Sometimes, a married couple decides against getting a divorce because they wish to continue living together and have an enforceable court order governing spousal maintenance and assets. Such couples may pursue a legal separation in Alabama under the terms of the law, which can help them reach their objectives.
The process of requesting a legal separation in Alabama can be explained to you by a divorce attorney Birmingham, who will also represent your interests throughout the entire procedure.
Statute of Legal Separation in Alabama
Alabama allows you to file for a legal separation in the same court where you would file for divorce. The only significant difference between the court documents is that they use the term “legal separation” instead of “dissolution of marriage” or “divorce” and do not state that the marriage is dissolved.
If you satisfy all of these conditions, the court may issue an order of legal separation, according to AL Code 30-2-40:
- The case complies with the same standards for jurisdiction as divorce litigation. The court cannot decide on a legal separation lawsuit if it lacks jurisdiction to handle a divorce case involving these parties.
- A minimum of one of three conditions applies:
- To live apart and independently, both parties agree.
- There is no salvaging the marriage.
- There is no compatibility between the temperaments of the married couple.
- As far as the court is competent to do so, it has applied Rule 32 child support standards to child support and custody issues.
Legal separations are still considered marriages but must meet the same requirements as divorces. Consequently, in a legal separation, the court will determine child support just as it would in a divorce and consider the same custody criteria.
Legal Separation vs. Divorce: Reasons for Choosing One Over the Other
Here are several scenarios that could lead someone to decide against getting divorced and instead file for legal separation:
- At the time of legal separation, the spouse seeking a separation is not emotionally prepared to end their marriage.
- A person’s moral or religious beliefs may make them unfavorable to divorce.
- Prenuptial agreements may stipulate that financial benefits, such as inheritances, can only be received after a certain number of years. Many prenuptial contracts treat a legal separation like a divorce. Verify the document’s language.

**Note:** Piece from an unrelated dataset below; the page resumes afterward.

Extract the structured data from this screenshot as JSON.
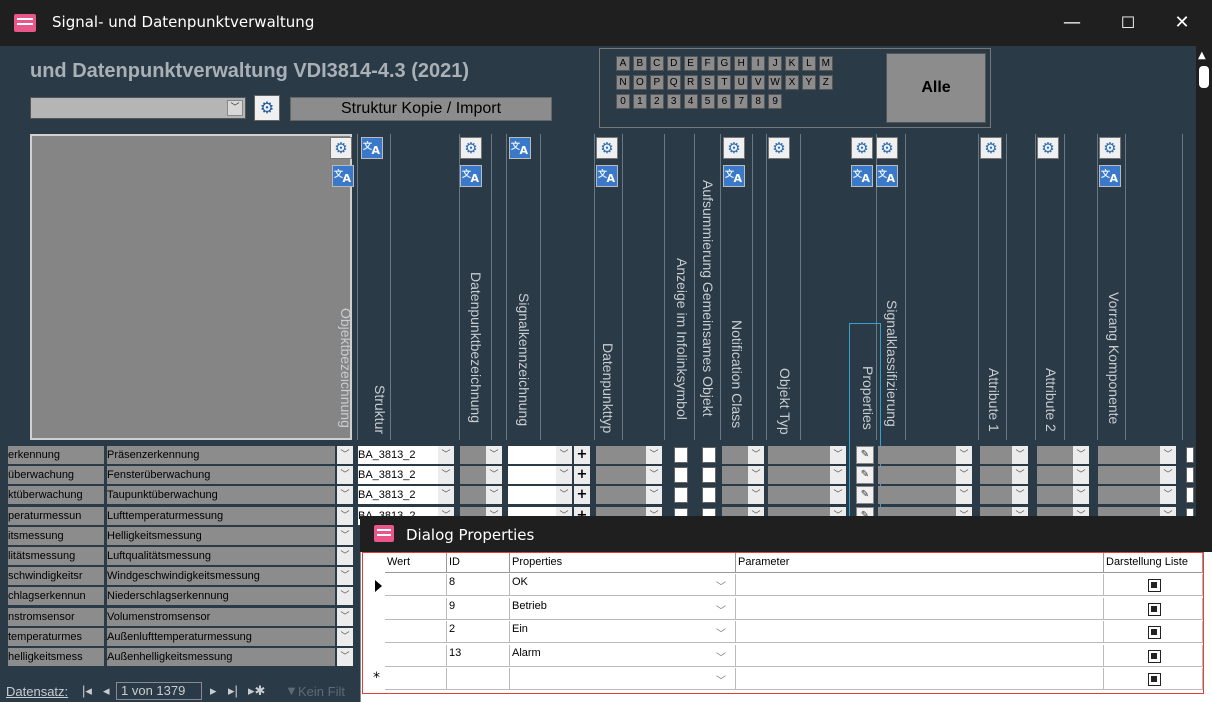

- It may be impossible for the couple to cohabitate, but they still want to keep their marital status.